The regional composition of a government affects conflict, clientelism and public goods provision in developing countries, many of which are former colonies. But what explains how power is distributed across regions to begin with? Given the strategic nature of cabinet formation, extant explanations focus on bargaining---leaders allocate portfolios strategically to minimize unrest---but fail to consider long-term factors. Using a sample of 16 former British and French African colonies, I find that some colonial districts were represented in post-colonial governments much more than others even adjusting for population. By combining historical records and geospatial data, I show that this regional political inequality derives from colonial investments in public (missionary) education in French (British) colonies but not from other colonial investments, levels of development during colonialism or pre-colonial factors. I argue that post-colonial ministers are a byproduct of a civil service recruitment practice among European administrators focused on natives' literacy rather than ethnicity. Thus, regional political inequality after the end of foreign rule has a structural human capital component which may mediate the relationship between colonialism and current political and economic development.
Recent literature has documented the economic and political consequences of colonialism, but we know less about the origins of colonial investments. I present evidence that they were very unequally distributed within 16 French and British African colonies, even when adjusted for population. How did colonial powers allocate their investments? Economic history emphasizes the role of natural resources while recent literature in political economy argues that settlers explain the origin of colonial institutions. I argue that observable geographic features---locational fundamentals---led some locations to become centers of pre-colonial trade, which in turn increased colonial settlement and investments not only in infrastructure but also in health and education. Disparities did not diminish during the colonial period because those locations became centers of colonial economic activity and benefited from complementarities between investments, consistent with a logic of increasing returns.
Culture is a central but elusive concept in the social sciences, and so are its effects. We take advantage of a natural setting-the oldest university in East Africa-where students are randomly assigned to live in halls of residence that have maintained distinct "student cultures" since the 1970s. A broad student consensus at the university characterizes certain halls as sociable and activist, and others as academically-minded and respectful. Using an original survey of current students and behavioral games, we find that the hall cultures on campus do not influence students' academic performance, social habits or ideology. However, they affect same-hall peer characterization, time preferences, identity, and interpersonal trust and generosity. A second survey, of alumni, suggests that some of these cultural effects are enduring, and influence activism-while on campus and today-as well as the choice of marriage partners.

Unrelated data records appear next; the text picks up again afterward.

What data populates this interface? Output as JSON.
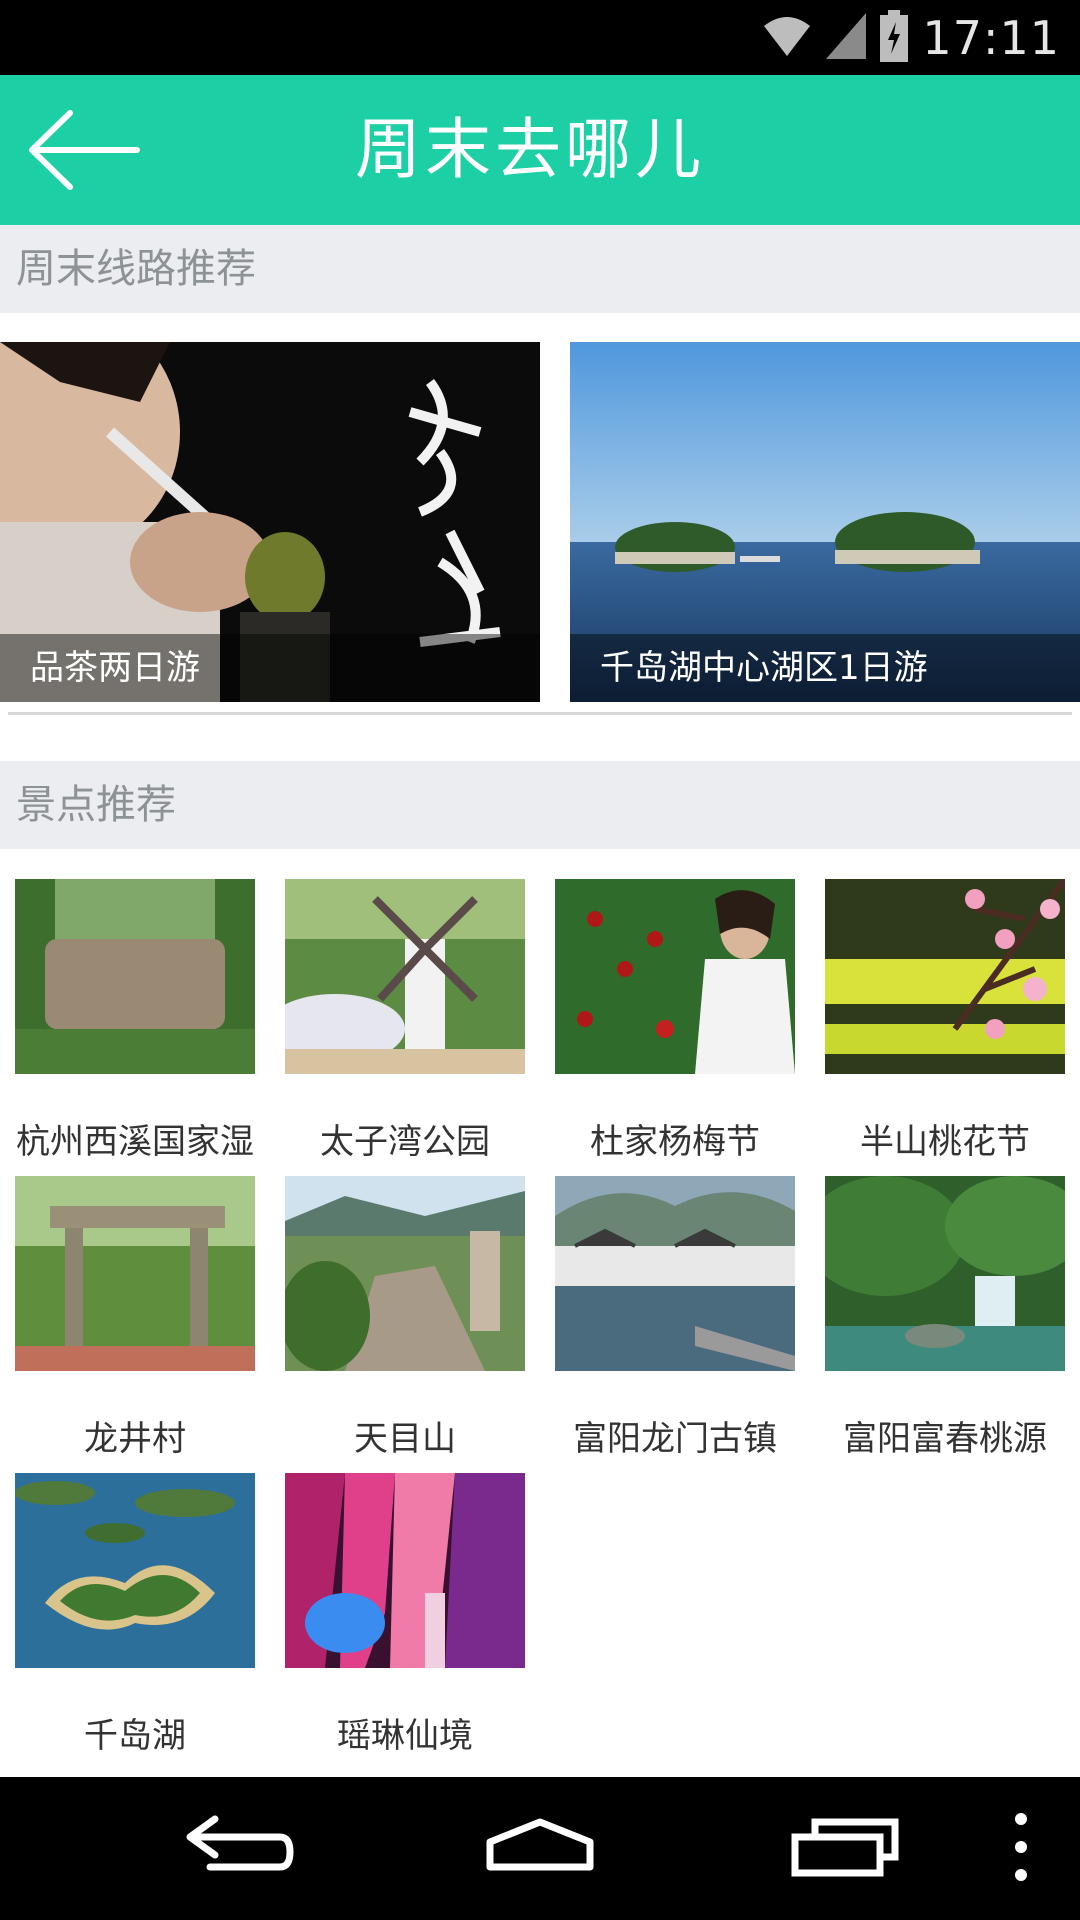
{
  "status_bar": {
    "time": "17:11"
  },
  "app_bar": {
    "title": "周末去哪儿"
  },
  "sections": {
    "routes_title": "周末线路推荐",
    "spots_title": "景点推荐"
  },
  "routes": [
    {
      "caption": "品茶两日游"
    },
    {
      "caption": "千岛湖中心湖区1日游"
    }
  ],
  "spots": [
    {
      "name": "杭州西溪国家湿"
    },
    {
      "name": "太子湾公园"
    },
    {
      "name": "杜家杨梅节"
    },
    {
      "name": "半山桃花节"
    },
    {
      "name": "龙井村"
    },
    {
      "name": "天目山"
    },
    {
      "name": "富阳龙门古镇"
    },
    {
      "name": "富阳富春桃源"
    },
    {
      "name": "千岛湖"
    },
    {
      "name": "瑶琳仙境"
    }
  ],
  "theme": {
    "accent": "#1ccfa4"
  },
  "icons": [
    "wifi-icon",
    "signal-icon",
    "battery-icon",
    "back-arrow-icon",
    "nav-back-icon",
    "nav-home-icon",
    "nav-recents-icon",
    "nav-menu-icon"
  ]
}
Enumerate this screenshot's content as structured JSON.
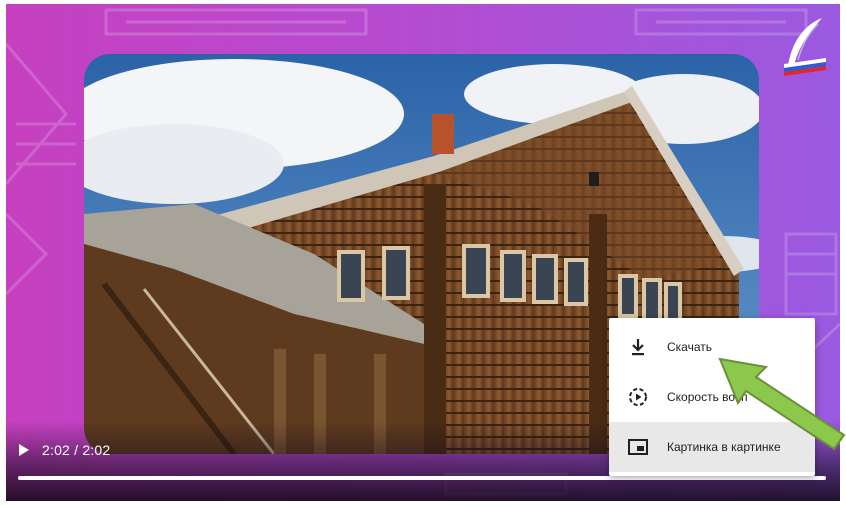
{
  "player": {
    "current_time": "2:02",
    "time_separator": " / ",
    "duration": "2:02",
    "progress": 1.0
  },
  "context_menu": {
    "items": [
      {
        "label": "Скачать",
        "icon": "download-icon"
      },
      {
        "label": "Скорость восп",
        "icon": "playback-speed-icon"
      },
      {
        "label": "Картинка в картинке",
        "icon": "picture-in-picture-icon"
      }
    ]
  },
  "colors": {
    "background_left": "#c640c0",
    "background_right": "#9a5ae0",
    "annotation_arrow": "#8cc84b"
  }
}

This paper presents three related ndings on regional decentralization. We use an original dataset collected in Uganda to establish, for the first time in a developing country context, that individuals have meaningful preferences over the degree of regional decentralization they desire, ranging from centralism to secessionism. Second, multilevel models suggest that a small share of this variation is explained at the district and ethnic group levels. The preference for regional decentralization monotonically increases with a group or district's average ethnic attachment. However, the relationship with a group or district's income is U-shaped: both the richest and the poorest groups desire more regionalism, reconciling interest and identity-based explanations. Finally, we show that higher individual ethnic attachment causes an increase in regionalist preferences using fixed eects and a new matching method for general treatment regimes.